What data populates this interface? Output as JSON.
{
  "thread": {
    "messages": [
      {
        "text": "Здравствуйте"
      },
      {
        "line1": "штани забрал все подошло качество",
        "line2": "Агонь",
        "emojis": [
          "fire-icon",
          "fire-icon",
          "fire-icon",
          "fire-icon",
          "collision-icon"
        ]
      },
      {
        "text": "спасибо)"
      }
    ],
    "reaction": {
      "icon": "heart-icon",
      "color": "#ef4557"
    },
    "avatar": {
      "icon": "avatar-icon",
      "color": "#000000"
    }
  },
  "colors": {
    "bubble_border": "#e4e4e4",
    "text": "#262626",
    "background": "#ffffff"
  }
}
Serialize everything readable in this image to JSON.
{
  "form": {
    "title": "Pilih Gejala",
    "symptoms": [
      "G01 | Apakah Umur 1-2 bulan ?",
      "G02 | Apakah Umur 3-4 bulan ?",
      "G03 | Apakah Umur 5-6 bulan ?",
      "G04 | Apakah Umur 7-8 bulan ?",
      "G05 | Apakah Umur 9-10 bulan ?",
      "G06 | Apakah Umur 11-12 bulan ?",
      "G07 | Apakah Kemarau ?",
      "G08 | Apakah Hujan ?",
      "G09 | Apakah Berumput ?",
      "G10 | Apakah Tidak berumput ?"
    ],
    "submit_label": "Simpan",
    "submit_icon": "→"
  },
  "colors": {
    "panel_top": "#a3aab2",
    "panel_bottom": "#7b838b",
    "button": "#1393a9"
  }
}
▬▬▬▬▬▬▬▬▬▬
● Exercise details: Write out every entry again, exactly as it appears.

● Solution to the exercise:
What data populates this interface? Output as JSON.
{
  "thread": {
    "messages": [
      {
        "text": "Здравствуйте"
      },
      {
        "line1": "штани забрал все подошло качество",
        "line2": "Агонь",
        "emojis": [
          "fire-icon",
          "fire-icon",
          "fire-icon",
          "fire-icon",
          "collision-icon"
        ]
      },
      {
        "text": "спасибо)"
      }
    ],
    "reaction": {
      "icon": "heart-icon",
      "color": "#ef4557"
    },
    "avatar": {
      "icon": "avatar-icon",
      "color": "#000000"
    }
  },
  "colors": {
    "bubble_border": "#e4e4e4",
    "text": "#262626",
    "background": "#ffffff"
  }
}
Serialize everything readable in this image to JSON.
{
  "form": {
    "title": "Pilih Gejala",
    "symptoms": [
      "G01 | Apakah Umur 1-2 bulan ?",
      "G02 | Apakah Umur 3-4 bulan ?",
      "G03 | Apakah Umur 5-6 bulan ?",
      "G04 | Apakah Umur 7-8 bulan ?",
      "G05 | Apakah Umur 9-10 bulan ?",
      "G06 | Apakah Umur 11-12 bulan ?",
      "G07 | Apakah Kemarau ?",
      "G08 | Apakah Hujan ?",
      "G09 | Apakah Berumput ?",
      "G10 | Apakah Tidak berumput ?"
    ],
    "submit_label": "Simpan",
    "submit_icon": "→"
  },
  "colors": {
    "panel_top": "#a3aab2",
    "panel_bottom": "#7b838b",
    "button": "#1393a9"
  }
}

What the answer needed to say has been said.